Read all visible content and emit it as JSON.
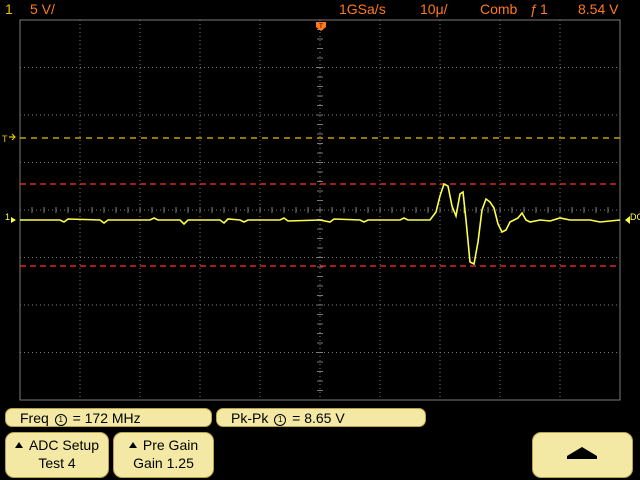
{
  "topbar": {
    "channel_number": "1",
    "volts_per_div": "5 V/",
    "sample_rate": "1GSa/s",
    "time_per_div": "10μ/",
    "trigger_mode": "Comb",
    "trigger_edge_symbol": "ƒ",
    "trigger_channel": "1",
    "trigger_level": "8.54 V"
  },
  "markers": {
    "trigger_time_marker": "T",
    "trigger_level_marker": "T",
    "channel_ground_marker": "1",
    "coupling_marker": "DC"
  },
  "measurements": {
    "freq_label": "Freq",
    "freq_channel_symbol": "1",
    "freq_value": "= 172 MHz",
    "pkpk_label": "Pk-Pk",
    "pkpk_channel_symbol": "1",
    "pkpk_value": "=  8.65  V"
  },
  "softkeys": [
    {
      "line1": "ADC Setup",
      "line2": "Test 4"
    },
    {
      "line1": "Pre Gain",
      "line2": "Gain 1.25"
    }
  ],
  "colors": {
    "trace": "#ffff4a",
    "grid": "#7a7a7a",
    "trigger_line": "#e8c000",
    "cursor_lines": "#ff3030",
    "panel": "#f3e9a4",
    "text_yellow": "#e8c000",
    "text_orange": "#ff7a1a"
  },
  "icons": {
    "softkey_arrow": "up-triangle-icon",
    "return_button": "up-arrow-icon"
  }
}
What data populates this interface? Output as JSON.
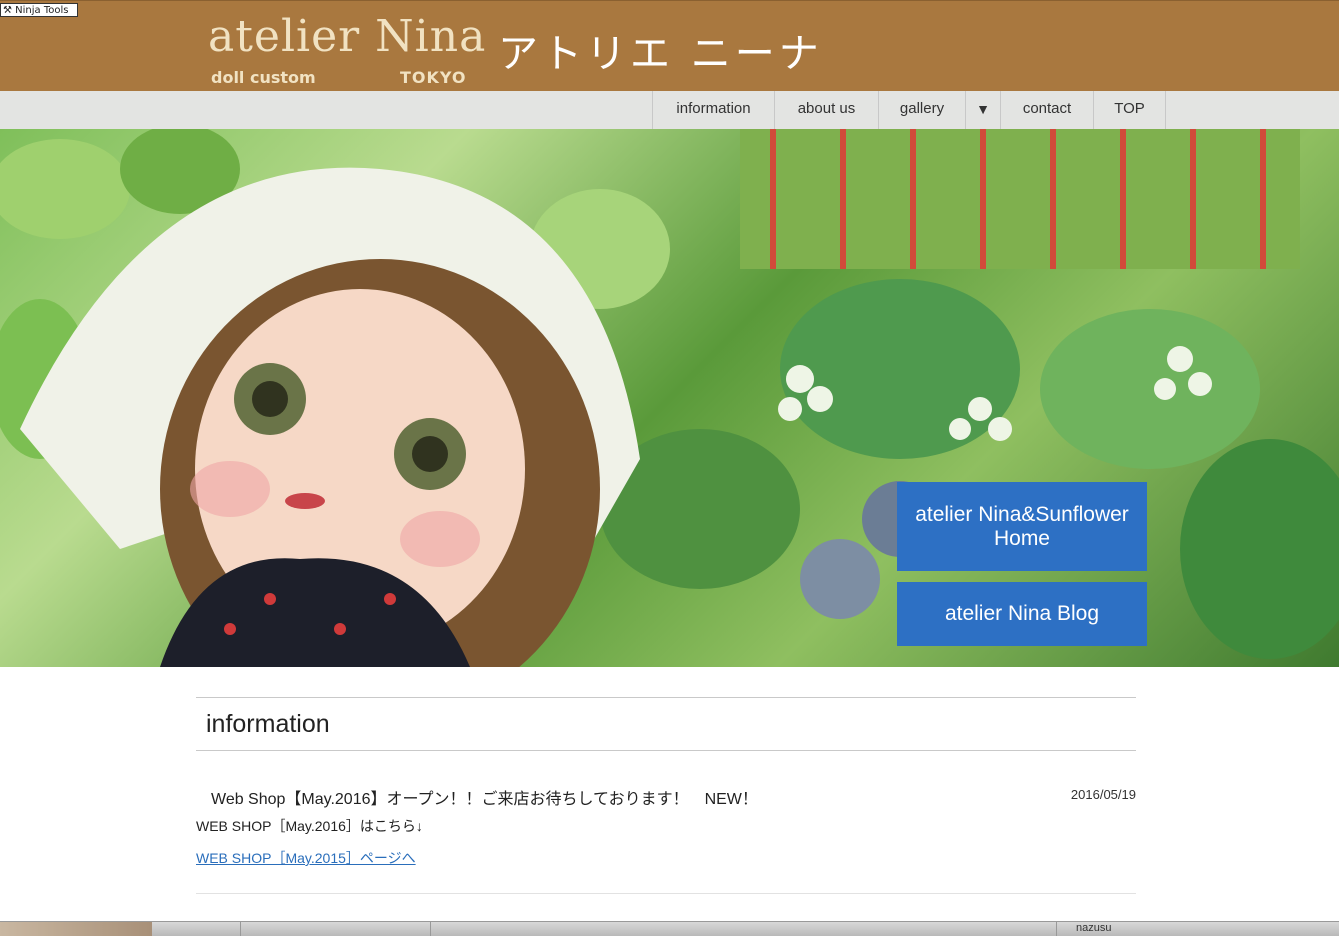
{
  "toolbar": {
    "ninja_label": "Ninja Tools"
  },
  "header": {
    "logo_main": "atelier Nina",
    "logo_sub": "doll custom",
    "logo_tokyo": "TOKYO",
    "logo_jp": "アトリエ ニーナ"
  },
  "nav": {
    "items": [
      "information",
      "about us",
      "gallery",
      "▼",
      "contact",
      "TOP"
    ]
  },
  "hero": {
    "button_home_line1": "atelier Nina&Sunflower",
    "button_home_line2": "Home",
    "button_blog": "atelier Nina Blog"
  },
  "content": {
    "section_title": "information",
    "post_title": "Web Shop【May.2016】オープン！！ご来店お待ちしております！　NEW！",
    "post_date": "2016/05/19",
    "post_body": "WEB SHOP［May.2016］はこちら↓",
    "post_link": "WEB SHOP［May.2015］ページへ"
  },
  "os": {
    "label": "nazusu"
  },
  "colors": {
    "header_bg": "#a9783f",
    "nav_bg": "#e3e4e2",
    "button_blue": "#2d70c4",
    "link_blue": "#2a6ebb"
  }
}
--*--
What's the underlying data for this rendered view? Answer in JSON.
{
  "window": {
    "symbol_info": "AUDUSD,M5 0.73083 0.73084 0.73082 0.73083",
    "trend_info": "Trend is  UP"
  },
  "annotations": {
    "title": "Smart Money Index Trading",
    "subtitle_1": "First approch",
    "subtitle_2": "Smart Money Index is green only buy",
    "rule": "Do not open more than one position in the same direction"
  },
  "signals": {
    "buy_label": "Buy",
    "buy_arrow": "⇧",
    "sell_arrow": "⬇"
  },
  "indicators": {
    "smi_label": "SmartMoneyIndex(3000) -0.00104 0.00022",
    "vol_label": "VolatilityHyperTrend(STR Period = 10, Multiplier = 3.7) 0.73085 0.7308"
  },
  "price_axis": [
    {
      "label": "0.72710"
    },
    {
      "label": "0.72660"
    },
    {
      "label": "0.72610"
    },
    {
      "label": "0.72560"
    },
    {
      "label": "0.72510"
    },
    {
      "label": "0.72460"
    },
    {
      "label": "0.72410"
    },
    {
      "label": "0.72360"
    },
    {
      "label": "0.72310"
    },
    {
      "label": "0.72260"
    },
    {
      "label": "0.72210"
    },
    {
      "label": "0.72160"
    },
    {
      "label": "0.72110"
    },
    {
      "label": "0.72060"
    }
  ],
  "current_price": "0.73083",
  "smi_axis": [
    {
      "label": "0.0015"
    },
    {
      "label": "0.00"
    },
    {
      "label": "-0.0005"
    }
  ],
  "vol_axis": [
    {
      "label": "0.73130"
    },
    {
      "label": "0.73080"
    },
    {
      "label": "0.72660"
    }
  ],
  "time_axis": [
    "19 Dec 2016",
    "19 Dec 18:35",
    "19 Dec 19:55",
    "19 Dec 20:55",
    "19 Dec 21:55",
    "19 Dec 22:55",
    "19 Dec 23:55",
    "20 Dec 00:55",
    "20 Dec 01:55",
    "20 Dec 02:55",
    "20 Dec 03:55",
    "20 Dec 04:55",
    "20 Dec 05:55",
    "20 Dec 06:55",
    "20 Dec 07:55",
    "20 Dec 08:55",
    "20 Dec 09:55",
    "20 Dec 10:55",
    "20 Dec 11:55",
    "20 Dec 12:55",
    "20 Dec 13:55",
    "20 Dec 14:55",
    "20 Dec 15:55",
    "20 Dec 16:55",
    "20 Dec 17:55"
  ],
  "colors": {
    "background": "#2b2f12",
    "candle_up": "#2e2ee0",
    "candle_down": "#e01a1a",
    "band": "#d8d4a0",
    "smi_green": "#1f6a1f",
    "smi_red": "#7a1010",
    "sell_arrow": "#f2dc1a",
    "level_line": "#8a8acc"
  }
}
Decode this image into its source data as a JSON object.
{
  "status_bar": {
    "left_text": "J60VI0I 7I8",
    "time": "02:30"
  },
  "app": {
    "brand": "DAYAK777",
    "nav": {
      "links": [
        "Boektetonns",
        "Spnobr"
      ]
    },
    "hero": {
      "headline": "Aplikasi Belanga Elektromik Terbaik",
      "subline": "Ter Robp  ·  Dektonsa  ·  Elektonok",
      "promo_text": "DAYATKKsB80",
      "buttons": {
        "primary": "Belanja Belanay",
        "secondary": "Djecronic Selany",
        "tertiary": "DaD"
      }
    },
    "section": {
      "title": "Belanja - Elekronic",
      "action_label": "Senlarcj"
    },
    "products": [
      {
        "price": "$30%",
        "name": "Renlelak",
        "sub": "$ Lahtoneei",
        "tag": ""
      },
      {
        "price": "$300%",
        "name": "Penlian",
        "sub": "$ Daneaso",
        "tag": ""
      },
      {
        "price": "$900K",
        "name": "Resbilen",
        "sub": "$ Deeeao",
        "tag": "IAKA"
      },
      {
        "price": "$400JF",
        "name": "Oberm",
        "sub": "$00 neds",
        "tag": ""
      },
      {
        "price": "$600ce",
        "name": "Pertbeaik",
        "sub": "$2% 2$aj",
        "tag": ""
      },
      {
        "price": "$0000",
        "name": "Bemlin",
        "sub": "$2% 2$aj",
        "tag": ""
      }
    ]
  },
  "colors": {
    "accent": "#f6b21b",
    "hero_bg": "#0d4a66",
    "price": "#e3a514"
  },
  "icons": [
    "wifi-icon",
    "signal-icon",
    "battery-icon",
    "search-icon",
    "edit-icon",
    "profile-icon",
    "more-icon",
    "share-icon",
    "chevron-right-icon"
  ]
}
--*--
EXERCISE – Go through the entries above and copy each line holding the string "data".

YOUR RESPONSE –
What data populates this interface? Output as JSON.
What's the underlying data for this rendered view? Answer in JSON.
Decode this image into its source data as a JSON object.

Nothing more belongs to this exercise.